Tensions are rising again in the South China Sea after the Philippines, Malaysia and China took moves to reinforce their claims on a group of potentially oil-rich islands.
China last week dispatched its largest fishery patrol vessel -a converted warship -to what it claims are its exclusive maritime zones covering the disputed Spratly and Paracel islands.
Already, an edgy high-seas encounter between a United States Navy surveillance vessel and Chinese ships last week has heightened tensions in the area.
The deployment of Chinese vessel Yuzheng 311 is expected to further raise the political temperature in the South China Sea.
In Manila, the move is seen as a worrying sign of Beijing flexing its military muscle to other claimants to the islands, especially the Philippines.
One senator, not mincing his words, reportedly called it “gunboat diplomacy”.
But the official response has been carefully understated -reflecting the government’s fear of ruffling economic ties with its powerful neighbour, say analysts.
Last month, the Philippine Congress passed a law defining the archipelago’s baselines to buttress its claims on part of the Spratlys.
The new Philippine law was sharply criticised by China and Vietnam, the other rival claimant to the Spratlys.
The baselines law was passed ahead of a global deadline in May for all countries to make their territorial claims compliant with the United Nations Convention on the Law of the Sea. China ratified its baselines long ago, as have many countries.
In the Spratlys, the Philippines claims nine islands in the so-called Kalayaan group -these are thought to be particularly rich in fossil fuels -and the Scarborough Shoal near a shipping lane.
China claims all of about 100 Spratly islets, reefs and atolls and says they have belonged to the country since the Han dynasty (206BC to AD220) when the Chinese people named the islands Nansha.
Malaysia also underlined its claim on two Spratly reefs, which prime minister Abdullah Badawi visited earlier this month. The Spratlys are also claimed in whole or in part by Brunei and Taiwan.

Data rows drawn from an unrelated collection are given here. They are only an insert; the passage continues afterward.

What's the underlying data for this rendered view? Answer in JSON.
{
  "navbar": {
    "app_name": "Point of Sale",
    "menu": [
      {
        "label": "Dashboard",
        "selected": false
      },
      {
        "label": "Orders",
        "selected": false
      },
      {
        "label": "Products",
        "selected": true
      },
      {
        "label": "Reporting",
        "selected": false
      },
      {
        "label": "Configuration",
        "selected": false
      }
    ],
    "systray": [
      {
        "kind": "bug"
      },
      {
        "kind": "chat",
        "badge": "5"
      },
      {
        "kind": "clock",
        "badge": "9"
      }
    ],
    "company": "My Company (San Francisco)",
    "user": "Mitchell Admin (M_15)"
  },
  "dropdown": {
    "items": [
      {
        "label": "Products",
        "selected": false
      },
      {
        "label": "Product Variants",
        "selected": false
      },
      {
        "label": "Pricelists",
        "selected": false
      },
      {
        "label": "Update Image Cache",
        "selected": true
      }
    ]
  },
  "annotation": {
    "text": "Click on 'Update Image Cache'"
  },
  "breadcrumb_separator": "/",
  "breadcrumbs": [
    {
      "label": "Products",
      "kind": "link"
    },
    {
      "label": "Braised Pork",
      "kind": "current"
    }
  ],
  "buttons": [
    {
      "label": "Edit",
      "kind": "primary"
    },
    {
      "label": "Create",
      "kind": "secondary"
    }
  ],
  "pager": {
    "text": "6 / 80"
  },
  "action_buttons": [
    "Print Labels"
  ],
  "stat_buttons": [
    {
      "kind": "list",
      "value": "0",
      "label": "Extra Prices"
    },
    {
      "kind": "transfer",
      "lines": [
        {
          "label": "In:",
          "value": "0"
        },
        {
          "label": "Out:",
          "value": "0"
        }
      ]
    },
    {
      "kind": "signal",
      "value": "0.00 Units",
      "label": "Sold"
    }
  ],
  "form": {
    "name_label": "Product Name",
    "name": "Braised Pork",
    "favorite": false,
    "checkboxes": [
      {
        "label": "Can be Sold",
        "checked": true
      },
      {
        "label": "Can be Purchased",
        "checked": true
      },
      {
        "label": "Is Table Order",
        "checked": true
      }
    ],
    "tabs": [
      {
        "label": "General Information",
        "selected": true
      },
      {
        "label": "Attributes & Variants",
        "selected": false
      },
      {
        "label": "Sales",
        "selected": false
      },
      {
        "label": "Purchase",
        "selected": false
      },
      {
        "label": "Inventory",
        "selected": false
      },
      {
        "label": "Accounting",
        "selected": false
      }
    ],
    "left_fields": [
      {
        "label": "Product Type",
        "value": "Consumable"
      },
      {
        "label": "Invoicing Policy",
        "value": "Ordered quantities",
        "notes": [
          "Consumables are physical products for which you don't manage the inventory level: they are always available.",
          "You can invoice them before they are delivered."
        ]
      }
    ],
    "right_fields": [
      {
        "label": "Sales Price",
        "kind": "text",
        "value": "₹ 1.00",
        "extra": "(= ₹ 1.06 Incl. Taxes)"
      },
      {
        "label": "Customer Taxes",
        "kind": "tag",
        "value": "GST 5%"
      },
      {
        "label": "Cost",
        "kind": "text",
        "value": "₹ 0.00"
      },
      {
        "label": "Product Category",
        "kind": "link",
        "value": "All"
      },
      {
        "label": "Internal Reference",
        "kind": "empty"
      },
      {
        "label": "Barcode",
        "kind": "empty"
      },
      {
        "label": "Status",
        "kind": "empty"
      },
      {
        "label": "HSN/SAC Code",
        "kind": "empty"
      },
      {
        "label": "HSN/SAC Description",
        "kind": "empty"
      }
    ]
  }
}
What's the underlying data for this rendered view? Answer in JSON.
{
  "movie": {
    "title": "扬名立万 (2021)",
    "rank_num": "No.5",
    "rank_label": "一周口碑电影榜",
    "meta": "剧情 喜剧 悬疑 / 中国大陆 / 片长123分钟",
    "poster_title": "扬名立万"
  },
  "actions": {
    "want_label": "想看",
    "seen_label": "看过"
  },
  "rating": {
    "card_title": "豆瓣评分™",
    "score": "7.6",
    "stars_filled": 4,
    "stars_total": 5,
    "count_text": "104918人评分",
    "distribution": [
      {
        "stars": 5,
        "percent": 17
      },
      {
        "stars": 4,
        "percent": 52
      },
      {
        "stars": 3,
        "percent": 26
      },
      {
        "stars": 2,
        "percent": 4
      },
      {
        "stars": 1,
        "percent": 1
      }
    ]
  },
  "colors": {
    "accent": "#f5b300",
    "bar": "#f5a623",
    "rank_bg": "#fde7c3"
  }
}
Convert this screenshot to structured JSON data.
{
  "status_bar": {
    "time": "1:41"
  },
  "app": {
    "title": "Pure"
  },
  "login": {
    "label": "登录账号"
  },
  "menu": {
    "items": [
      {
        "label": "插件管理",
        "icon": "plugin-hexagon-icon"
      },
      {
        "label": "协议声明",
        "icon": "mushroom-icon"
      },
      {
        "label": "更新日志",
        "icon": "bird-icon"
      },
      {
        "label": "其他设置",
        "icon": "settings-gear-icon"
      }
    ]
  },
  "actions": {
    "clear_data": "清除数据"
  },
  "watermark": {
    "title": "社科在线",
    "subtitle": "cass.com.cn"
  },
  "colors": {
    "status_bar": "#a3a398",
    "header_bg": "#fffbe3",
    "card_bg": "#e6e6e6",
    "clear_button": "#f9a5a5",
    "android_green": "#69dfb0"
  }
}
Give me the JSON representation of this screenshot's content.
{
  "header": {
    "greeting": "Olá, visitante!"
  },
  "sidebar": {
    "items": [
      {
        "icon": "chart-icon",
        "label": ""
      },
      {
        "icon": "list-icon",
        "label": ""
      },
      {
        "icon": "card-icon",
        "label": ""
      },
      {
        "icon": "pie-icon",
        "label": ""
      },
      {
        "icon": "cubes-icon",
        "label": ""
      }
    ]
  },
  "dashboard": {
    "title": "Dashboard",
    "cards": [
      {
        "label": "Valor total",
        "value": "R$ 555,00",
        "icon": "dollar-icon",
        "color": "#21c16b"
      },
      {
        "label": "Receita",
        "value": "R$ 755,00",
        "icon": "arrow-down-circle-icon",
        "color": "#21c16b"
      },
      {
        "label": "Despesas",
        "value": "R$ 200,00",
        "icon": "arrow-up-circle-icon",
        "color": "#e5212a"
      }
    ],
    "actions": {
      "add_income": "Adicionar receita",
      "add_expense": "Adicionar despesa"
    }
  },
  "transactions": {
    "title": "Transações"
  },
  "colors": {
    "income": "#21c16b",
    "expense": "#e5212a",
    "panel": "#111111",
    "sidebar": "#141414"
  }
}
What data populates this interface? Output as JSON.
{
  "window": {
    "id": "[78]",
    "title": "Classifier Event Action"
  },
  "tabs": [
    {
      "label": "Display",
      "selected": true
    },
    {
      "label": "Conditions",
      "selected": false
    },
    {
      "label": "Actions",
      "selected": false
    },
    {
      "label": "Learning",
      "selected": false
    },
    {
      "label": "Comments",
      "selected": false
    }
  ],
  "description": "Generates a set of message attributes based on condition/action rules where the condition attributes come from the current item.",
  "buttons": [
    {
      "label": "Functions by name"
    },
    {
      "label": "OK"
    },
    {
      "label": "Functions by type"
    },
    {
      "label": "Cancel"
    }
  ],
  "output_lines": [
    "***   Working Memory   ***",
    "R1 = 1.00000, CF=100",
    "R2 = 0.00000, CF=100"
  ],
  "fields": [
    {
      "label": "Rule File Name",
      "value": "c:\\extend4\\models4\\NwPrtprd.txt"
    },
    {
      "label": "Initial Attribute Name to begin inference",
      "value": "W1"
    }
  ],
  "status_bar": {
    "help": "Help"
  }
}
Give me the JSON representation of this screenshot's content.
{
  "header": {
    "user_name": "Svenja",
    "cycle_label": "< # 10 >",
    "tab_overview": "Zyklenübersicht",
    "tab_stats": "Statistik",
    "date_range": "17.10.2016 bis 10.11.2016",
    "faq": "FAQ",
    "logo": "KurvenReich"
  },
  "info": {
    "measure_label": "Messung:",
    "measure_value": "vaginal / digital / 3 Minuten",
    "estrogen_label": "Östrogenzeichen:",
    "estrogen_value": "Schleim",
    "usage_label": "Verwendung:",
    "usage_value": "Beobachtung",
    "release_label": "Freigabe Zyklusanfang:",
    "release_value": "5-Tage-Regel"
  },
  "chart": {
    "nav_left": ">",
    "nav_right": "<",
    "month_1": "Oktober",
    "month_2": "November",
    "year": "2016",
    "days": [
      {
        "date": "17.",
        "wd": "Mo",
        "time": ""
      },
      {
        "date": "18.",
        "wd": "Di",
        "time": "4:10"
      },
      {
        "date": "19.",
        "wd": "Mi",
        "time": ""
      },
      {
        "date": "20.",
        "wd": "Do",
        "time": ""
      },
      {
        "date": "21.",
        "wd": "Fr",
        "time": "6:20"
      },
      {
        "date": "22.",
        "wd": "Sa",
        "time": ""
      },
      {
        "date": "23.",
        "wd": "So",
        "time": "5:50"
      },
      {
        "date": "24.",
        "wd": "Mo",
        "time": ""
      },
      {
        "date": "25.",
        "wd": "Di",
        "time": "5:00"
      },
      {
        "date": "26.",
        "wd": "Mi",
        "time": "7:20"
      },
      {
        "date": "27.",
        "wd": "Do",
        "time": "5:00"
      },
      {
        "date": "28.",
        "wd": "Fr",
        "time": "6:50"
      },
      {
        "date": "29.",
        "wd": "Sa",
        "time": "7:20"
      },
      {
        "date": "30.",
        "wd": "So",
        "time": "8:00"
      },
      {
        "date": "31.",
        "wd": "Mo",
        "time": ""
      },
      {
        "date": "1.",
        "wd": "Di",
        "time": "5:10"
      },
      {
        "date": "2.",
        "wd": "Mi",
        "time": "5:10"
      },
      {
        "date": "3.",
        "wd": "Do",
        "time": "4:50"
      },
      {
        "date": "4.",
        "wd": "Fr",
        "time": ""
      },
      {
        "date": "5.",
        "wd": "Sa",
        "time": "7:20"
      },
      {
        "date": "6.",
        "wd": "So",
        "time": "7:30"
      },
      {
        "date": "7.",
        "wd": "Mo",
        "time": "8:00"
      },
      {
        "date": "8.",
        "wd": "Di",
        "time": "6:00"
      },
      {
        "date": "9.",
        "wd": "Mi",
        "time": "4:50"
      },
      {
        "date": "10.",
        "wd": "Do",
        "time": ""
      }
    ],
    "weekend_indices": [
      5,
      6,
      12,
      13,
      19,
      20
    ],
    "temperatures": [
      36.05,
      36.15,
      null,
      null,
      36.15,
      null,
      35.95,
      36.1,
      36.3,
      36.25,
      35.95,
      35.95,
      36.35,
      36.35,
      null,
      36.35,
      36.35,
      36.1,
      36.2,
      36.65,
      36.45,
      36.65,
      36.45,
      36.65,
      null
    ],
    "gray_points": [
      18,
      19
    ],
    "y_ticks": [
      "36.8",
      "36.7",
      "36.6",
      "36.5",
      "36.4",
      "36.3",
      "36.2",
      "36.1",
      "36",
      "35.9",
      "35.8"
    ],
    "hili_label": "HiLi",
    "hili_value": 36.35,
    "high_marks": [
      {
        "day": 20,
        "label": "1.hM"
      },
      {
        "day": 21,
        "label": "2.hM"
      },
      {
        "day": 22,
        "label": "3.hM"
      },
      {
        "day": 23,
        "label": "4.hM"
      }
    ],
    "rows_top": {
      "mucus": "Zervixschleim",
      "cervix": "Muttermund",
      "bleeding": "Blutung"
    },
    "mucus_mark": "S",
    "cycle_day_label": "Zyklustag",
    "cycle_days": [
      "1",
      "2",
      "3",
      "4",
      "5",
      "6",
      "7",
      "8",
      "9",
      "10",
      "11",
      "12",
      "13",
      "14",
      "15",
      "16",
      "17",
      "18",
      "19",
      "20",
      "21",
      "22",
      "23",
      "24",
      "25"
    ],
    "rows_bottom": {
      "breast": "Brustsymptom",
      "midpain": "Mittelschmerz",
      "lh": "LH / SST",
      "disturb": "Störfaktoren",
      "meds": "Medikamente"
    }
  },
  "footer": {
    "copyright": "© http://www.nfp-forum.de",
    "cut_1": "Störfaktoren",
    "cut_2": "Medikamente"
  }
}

To reinforce their claims, most countries contesting the Spratlys have built garrisons and other structures, some are just shacks on stilts sunk into reefs.
The Spratlys have been a regional flashpoint for years, though there have been no deadly encounters for over two decades.
In 2002, Asean and China signed a landmark code of conduct on the Spratlys that effectively defused a potential flashpoint, though it did not offer a resolution to the dispute. The declaration calls on claimants to refrain from any action that could inflame the dispute, including military build-ups and new construction.
“China believes the Philippines contravened the spirit of the declaration that claimants shouldn’t do anything to change the status quo,” said Professor Herman Kraft, an international relations specialist at the University of the Philippines. “But I think this isn’t anything more than
a message,” he added, referring to the dispatch of the patrol vessel by Beijing.
Chinese diplomats in Manila insist the patrol ship’s mission does not violate the declaration. “We sent the vessel to enhance our fishery protection programme and maritime surveillance,” said Ms Hua Ye, the Chinese Embassy”s spokesman.
Philippine officials, quoted in the local media, said the government may consult Asean and the US, with which it has a mutual defence treaty, on how to resolve the bilateral spat with China. But this is a delicate issue.
President Gloria Arroyo has assiduously courted China for trade and investments. Not so many years ago, China barely figured in the Philippine trade statistics, it is now this country’s third biggest trading partner.
Officials yesterday said a Chinese lawmaker has postponed his trip to the Philippines this week, but presidential spokesman Cerge Remonde stressed the decision has “nothing to do with the baselines law”. “Our diplomatic relations with China remain strong,” he told reporters.